Darwin gets groggy with it -- exhibition examines NT booze double-standard


Art exhibition by Todd Williams & Therese Ritchie
Northern Centre for Contemporary Art
Viney Lane, Darwin
Until October 12

“My name is Chips Mackinolty and I am an alcoholic …

“Everyone assumes that grog is an exclusively Aboriginal problem. That is simply not true. Around 50% of Aboriginal people don’t drink at all.

“If the Northern Territory were a nation, we would have the third-highest per capita consumption in the world, and that is not down to Aboriginal Territorians, but to non-Aboriginal people living here.”

With these words, Mackinolty opened Groggy, an exhibition of works by local artists Todd Williams and Therese Ritchie, on September 13 at the Northern Centre for Contemporary Art.

Groggy takes the current obsession with alcohol and its social impacts displayed by the NT government and mainstream media and turns it on its head. It examines, and perhaps even celebrates, the central role of alcohol in white Australian culture.

The exhibition of photomontages was inspired, in part, by Chief Minister Adam Giles and deputy chief minister Dave Tollner addressing an Australian Hotels Association (AHA) event in May.

At the same time that his government was defending new mandatory rehabilitation laws that criminalise drinking and disproportionately target Aboriginal people, Giles told the AHA event alcohol was a “core social value” that should be enshrined as part of Territory life.

At the packed-out opening, Ritchie explained her and Williams’, mixed response to the comments: they were “in accord with the view” but wondered “why only a small percentage of the population are vilified and held responsible for alcohol-related issues that are problematic”.

The long-time Darwin artist told the crowd: “Todd and I agreed to go the track less travelled, and focus on the culture of ‘Territory drinking’ that is much more agreeable — when white people do it.”

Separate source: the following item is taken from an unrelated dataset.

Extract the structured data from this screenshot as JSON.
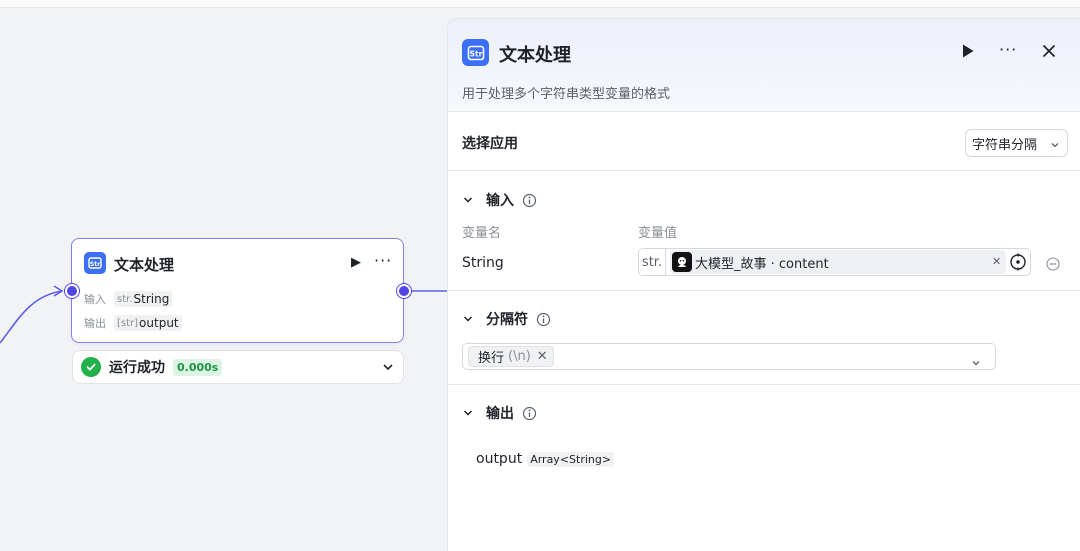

At the AHA event, Tollner had praised the liquor industry for the role it was playing in directing the government’s alcohol policy. Mackinolty said: ”In doing so, our two most senior politicians explicitly praised the liquor industry for: contributing to the third-highest jailing rate in the world (with 60-80% of people doing time for alcohol-related offenses, supporting the highest level of fractured jaws in the world, [and] having a hand in an alcohol-related death rate three and a half times the rate of the rest of the nation.”

The comments by Giles and Tollner clearly touched the artists: one piece depicts a series of photos of Tollner with alcohol packaging woven into the fabric of his jacket.

A huge painting of Giles is superimposed over one of the ubiquitous “prescribed area” signs that were put at the entrance to Aboriginal communities as part of the 2007 NT intervention.

Other large photos simply depict rows of white Australians leaving bottle shops laden with alcohol bought by the carton, a typical Territorian scene.

When the speeches were over, it was time to enjoy the art, and of course have a drink or five — it is the build-up to the wet season, after all. Throughout the evening, the punters had to put up with the roving mock “police officers”, complete with batons and aviator sunglasses, arbitrarily searching bags and emptying beer bottles into a rubbish bin.

This may have appeared extreme to some, but my Yolngu friends assure me it is a common enough occurrence — if your skin is black and you have the audacity to be in a Darwin park.